After eight years of market recovery, 65% of investment managers now believe that the US equity market is overvalued (Northern Trust Asset Management, 2017). While some investors believe the current state of higher valuations is justified due to the low-interest-rate environment, others have a more bearish view. In this whitepaper, we assess the risk-adjusted performance of a PutWrite strategy on the market for various degrees of market valuation. We find that the PutWrite strategy historically produced consistent alpha under all states of market valuation – undervalued, fairly-valued, as well as overvalued. It is interesting to observe that in richly-valued markets the PutWrite strategy allowed investors to participate in further market upside and, from collecting the volatility risk premium, obtained downside protection in the event of a correction.
We’re in the middle of a frenzy of factor focused investing. It seems as though every other article in the investment press talks about a new factor or how old ones are doing, or it reports a new mandate to manage factor tilts or factor-focused portfolios. I am certainly gratified to see the enormous amount of work inspired by the Arbitrage Pricing Theory (APT); but with the estimated asset allocation to factors approaching $1 trillion, perhaps it is time to step back and think a bit about the economic foundations of this effort before we get to $2 trillion.
Private equity (“PE”) is known for the attractive return potential it offers to institutional investors. Yet, investors often face a timing issue when investing with PE managers. While capital is committed to a PE fund at one point in time, it is generally called over an extended period. A recent study by Preqin1 shows that the amount of “dry powder”, i.e. the amount of committed capital that has not yet been called and is “parked” in liquid assets, has increased by nearly 50% since December 2012. In this paper, we discuss the use of option-based strategies to create synthetic PE exposure as committed capital waits to be deployed.
We can only estimate the distribution of stock returns, but from option prices we observe the distribution of state prices.
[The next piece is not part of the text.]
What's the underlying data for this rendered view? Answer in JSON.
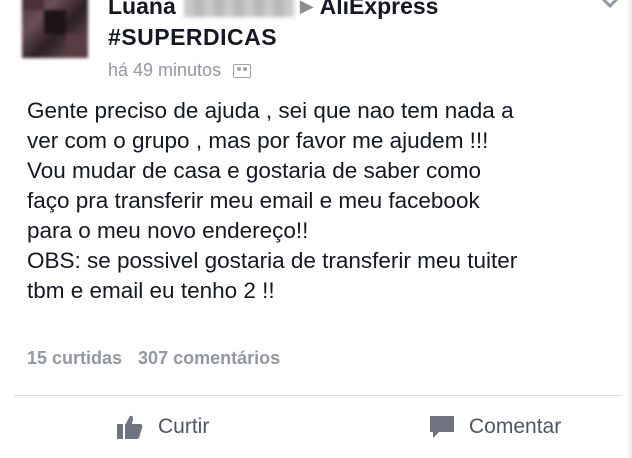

State prices are the product of risk aversion - the pricing kernel - and the natural probability distribution. The Recovery Theorem enables us to separate these to determine the market's forecast of returns and risk aversion from state prices alone. Among other things, this allows us to recover the pricing kernel, market risk premium, and probability of a catastrophe and to construct model-free tests of the efficient market hypothesis.
Asset reallocation, or moving capital across asset risk classes, is commonly used to modify equity exposure in an investment portfolio. However, what comes with the lower risk is lower expected return and by reallocating to low risk asset classes, investors are giving up some of the upside potential if equity investment in exchange for directly proportional downside protection.
An alternative approach to asset allocation in general and to modifying equity exposure in particular is to add an option overlay portfolio to an unchanged equity portfolio. The non-linear nature of the option payoff profile may allow investors to achieve the same level of downside protection without giving up as much upside potential as in the asset reallocation approach. There are no free lunches though and the relevant tradeoff is between the advantages of the risk-return profile provided by options against the cost of the options used to implement the risk profile.
In this paper, we outline a framework to evaluate and compare the two approaches, and to inform a decision.